Climate change minister Paula Bennett will be in New York to sign the agreement along with representatives from 130 other countries.
Forest Owners Association president Peter Clark says getting signatures on the agreement is yet another step in a long journey. The agreement will come into force once it has been ratified by 55 countries – representing at least 55 per cent of global emissions.
“This may take a few years, but in the meantime, New Zealand is able to continue with emissions reduction at home. An important part of that is encouraging the planting and replanting of plantation forests, because of their ability to absorb and store carbon from the atmosphere,” he says.
“Aside from the environmental benefits, forestry is one of the least cost ways we have for reducing emissions. Also if forest owners could rely on a steady income from carbon credits it would help reduce the impact of volatile international log and lumber markets on their businesses.”
Mr Clark says he is heartened that the government has signalled it will make the existing emissions trading scheme (ETS) do its job, by putting a meaningful price on carbon.
“Minister Bennett has said the clock is ticking on the one for two subsidy enjoyed by emitters. She is also reviewing whether emitters should have unfettered access to international units,” he says.
Mr Clark says the Paris agreement recognises that if the world is to address climate change, it is vital to encourage plantation forestry and to protect and restore natural forests. As part of this, our ETS rules need to put a value on the carbon stored in wood products.
“This is an important issue for the Wood Council, which points out that global rules have recognised carbon in wood products since the 2011 Durban conference.
“At present the NZETS rules assume that all the carbon in a log is emitted at the moment of harvest. Clearly that’s not the case. Every wood-framed house in the world is a carbon store.”
He says the FOA is a member of the International Council of Forest and Paper Associations (ICFPA). Its members have achieved an impressive 5% reduction in their greenhouse gas emissions intensity since 2010/2011 and 17% since 2004/2005.

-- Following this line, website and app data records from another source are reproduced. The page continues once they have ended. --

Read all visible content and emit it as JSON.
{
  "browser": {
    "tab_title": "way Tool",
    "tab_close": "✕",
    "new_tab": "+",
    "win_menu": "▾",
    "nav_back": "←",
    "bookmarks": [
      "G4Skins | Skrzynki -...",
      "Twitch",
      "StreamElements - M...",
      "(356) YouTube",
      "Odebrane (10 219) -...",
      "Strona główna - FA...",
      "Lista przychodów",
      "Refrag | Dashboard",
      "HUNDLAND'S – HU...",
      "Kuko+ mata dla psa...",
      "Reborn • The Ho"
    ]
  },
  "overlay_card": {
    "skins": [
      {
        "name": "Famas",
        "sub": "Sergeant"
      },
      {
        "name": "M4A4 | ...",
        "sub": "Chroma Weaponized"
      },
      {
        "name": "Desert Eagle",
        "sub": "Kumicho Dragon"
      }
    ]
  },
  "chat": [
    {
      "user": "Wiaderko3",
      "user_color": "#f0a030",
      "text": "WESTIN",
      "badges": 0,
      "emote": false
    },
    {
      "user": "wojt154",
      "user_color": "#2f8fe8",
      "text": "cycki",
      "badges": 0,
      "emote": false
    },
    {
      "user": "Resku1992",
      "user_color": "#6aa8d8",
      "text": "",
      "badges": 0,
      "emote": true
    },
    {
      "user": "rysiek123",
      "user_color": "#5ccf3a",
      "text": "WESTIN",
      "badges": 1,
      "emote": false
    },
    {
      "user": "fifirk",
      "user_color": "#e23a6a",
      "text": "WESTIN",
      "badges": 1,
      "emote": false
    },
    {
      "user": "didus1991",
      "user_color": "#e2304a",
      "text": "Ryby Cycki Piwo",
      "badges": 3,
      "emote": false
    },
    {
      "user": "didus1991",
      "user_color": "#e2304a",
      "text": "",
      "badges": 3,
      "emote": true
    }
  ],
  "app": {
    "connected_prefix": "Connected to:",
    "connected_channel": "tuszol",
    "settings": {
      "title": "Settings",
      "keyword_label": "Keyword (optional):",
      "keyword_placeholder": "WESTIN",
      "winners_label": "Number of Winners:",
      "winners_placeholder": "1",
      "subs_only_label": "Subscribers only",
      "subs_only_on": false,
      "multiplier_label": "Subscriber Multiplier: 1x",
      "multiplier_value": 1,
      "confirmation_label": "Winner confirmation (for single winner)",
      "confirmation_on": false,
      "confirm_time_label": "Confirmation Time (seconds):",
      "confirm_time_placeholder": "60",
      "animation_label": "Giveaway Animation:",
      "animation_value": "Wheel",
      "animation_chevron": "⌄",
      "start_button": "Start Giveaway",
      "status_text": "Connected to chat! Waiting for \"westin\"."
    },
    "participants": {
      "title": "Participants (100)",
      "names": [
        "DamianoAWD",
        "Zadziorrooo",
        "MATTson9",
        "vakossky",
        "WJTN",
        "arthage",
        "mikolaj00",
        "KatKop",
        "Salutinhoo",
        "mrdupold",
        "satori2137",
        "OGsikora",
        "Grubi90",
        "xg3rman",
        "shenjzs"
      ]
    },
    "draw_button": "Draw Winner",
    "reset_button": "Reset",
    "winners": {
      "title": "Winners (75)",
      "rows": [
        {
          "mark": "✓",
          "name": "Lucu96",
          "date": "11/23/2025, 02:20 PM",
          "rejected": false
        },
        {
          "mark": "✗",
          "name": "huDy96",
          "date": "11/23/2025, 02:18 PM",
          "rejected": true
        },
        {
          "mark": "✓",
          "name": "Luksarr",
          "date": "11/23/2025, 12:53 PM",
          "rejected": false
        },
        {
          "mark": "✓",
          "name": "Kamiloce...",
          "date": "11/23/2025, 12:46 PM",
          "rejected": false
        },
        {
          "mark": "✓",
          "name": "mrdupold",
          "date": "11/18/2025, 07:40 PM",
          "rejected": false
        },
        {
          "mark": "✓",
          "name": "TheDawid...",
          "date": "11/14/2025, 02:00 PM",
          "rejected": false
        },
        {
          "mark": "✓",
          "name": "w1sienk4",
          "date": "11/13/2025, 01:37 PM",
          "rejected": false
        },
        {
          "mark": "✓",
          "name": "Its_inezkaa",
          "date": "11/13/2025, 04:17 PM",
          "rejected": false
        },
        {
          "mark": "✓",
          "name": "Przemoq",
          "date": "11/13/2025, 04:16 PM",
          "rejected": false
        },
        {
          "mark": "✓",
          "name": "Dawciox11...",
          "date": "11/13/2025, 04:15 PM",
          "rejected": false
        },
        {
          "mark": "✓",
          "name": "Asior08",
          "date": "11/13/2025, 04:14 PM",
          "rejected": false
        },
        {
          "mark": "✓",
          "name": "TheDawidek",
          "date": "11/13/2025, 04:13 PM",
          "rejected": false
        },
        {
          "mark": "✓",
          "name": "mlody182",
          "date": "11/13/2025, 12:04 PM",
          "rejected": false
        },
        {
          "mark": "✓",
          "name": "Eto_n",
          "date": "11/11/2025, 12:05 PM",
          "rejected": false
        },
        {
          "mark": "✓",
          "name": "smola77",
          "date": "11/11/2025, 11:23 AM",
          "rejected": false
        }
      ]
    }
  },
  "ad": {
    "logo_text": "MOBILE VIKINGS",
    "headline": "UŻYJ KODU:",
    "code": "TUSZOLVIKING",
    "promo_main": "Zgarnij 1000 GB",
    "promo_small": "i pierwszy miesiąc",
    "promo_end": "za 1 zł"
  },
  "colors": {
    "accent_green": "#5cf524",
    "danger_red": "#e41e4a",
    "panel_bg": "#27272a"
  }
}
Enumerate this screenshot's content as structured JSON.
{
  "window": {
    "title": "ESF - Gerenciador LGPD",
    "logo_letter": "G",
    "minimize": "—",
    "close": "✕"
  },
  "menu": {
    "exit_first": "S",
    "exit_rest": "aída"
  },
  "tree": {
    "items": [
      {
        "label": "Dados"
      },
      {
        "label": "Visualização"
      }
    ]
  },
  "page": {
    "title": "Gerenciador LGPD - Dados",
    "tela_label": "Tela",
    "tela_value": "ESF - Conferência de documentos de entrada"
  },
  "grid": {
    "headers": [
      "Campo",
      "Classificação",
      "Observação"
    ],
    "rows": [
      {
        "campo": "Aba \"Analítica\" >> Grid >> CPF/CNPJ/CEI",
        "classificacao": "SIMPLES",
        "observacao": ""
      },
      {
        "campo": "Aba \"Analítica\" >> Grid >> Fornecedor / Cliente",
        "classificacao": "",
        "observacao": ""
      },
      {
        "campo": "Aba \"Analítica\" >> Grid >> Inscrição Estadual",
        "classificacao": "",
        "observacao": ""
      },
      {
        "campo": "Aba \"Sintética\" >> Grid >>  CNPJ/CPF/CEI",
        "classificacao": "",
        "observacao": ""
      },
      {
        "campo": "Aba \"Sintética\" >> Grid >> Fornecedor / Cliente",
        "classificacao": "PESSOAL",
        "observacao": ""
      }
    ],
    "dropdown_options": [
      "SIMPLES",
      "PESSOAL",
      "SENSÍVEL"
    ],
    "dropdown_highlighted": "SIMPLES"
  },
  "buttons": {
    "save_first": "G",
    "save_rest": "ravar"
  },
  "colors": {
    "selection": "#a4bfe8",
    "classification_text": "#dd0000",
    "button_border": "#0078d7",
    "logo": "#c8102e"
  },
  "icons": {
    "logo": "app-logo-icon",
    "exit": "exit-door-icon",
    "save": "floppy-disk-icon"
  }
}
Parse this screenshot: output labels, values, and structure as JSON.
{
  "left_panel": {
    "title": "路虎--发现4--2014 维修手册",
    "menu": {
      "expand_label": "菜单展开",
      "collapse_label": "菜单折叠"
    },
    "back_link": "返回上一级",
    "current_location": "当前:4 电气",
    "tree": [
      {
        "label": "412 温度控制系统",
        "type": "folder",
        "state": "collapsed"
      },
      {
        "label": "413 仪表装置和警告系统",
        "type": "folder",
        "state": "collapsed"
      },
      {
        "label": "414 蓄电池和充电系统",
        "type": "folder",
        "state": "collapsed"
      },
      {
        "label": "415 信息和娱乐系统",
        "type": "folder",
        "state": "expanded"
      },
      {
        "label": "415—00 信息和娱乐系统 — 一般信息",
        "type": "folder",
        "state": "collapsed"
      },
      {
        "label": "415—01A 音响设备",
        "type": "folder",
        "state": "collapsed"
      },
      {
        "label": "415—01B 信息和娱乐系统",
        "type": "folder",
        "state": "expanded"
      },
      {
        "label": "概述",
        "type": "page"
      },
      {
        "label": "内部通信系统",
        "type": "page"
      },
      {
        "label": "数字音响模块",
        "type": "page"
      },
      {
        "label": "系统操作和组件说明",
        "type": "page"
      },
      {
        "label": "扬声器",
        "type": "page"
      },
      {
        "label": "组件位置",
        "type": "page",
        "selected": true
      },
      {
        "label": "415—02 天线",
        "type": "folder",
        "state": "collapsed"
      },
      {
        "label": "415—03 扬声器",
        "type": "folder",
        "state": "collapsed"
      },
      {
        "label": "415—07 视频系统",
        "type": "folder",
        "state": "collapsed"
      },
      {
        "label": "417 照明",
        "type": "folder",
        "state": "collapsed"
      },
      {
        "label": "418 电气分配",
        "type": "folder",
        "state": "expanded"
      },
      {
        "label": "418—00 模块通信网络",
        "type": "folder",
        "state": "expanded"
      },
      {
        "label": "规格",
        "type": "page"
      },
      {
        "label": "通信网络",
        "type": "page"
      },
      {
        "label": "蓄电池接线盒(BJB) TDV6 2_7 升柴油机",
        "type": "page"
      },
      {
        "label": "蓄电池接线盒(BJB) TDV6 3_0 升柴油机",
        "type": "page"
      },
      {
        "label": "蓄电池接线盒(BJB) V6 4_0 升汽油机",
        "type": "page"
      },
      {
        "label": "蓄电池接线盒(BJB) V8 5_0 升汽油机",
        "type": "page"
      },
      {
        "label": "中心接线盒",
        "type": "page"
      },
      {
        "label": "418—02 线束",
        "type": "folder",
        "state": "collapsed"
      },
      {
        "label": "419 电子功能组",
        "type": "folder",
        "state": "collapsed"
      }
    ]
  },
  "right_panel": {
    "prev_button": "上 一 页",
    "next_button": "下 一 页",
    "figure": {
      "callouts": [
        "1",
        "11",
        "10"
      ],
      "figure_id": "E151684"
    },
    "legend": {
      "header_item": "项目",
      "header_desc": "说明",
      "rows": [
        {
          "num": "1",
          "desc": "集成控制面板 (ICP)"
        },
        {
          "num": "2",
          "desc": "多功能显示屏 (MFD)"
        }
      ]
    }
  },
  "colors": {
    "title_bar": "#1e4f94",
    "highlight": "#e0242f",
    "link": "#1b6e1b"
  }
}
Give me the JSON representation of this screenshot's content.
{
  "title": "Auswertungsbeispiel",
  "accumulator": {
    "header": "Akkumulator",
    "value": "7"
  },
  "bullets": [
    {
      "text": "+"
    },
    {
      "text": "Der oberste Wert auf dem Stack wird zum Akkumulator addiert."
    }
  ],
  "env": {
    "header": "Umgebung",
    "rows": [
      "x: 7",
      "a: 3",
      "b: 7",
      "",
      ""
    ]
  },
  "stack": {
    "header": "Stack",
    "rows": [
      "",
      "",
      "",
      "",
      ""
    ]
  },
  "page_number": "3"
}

For more information, contact Peter Clark, Tel 021 726 197
Tel 021 381 465